When I was in college and grad school, research was for papers, and papers had to be carefully defended. I had to read all or part of several books and/or articles for each paper and provide a bibliography.
Don’t products that are “handmade” or “made by artists” sound like people should pay more for them? But, too often, people don’t. In fact, a lot of the time the pricing bar for artists is set dangerously low…by artists. It’s one thing for an artist to make something lower-priced than an oil painting, so that more people can afford it. It’s another to sell it at a bargain price. Let me tell you about what I’ve been seeing lately.
After a haitus of a couple of weeks to prepare for two gallery shows, I’m very happy to be back here to write about those shows (which just opened in North Hollywood, CA, and Detroit, MI) and also about a third exciting show in Burbank that opened at the same time.
I had a two-week bout of the flu and two trade shows that kept me from concentrating on this blog the way I normally do. I apologize for my haitus and for writing so late about this particular show, because I really think people should go see it while there’s still time!
If you grew up in the 1960s and 70s, you probably remember the Rankin/Bass “Animagic” holiday specials (featuring stop-motion animation with figurines).
Anyone who went to La Luz de Jesus Gallery on October 5 for the opening night of a pre-Halloween art thriller certainly got some of what they came for—skulls and skeletons, a little blood, black lacquer here and there—and I admit that was one of the reasons I went myself.
Riot LA was a comedy festival in downtown LA September 21-23. “The Lot” at Riot LA, set up in a parking lot at 253 South Main Street, was open that Saturday and Sunday.

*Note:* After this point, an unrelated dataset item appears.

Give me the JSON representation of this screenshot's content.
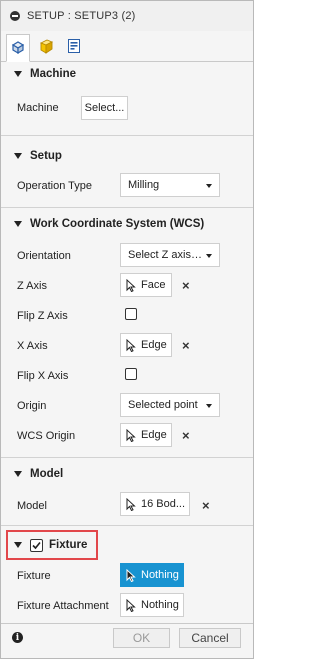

The night the latest annual BLAB Show opened at Copro Gallery, Bergamot Station was having its 18th anniversary, and the place was insanely mobbed, with live rock music pouring out of wide-open doors and throngs of people winding their way around food trucks and parked cars to get from one gallery to the next. There was plenty of intriguing stuff to see at every gallery, but as soon as I arrived I made a beeline for the BLAB Show because I love it every single year.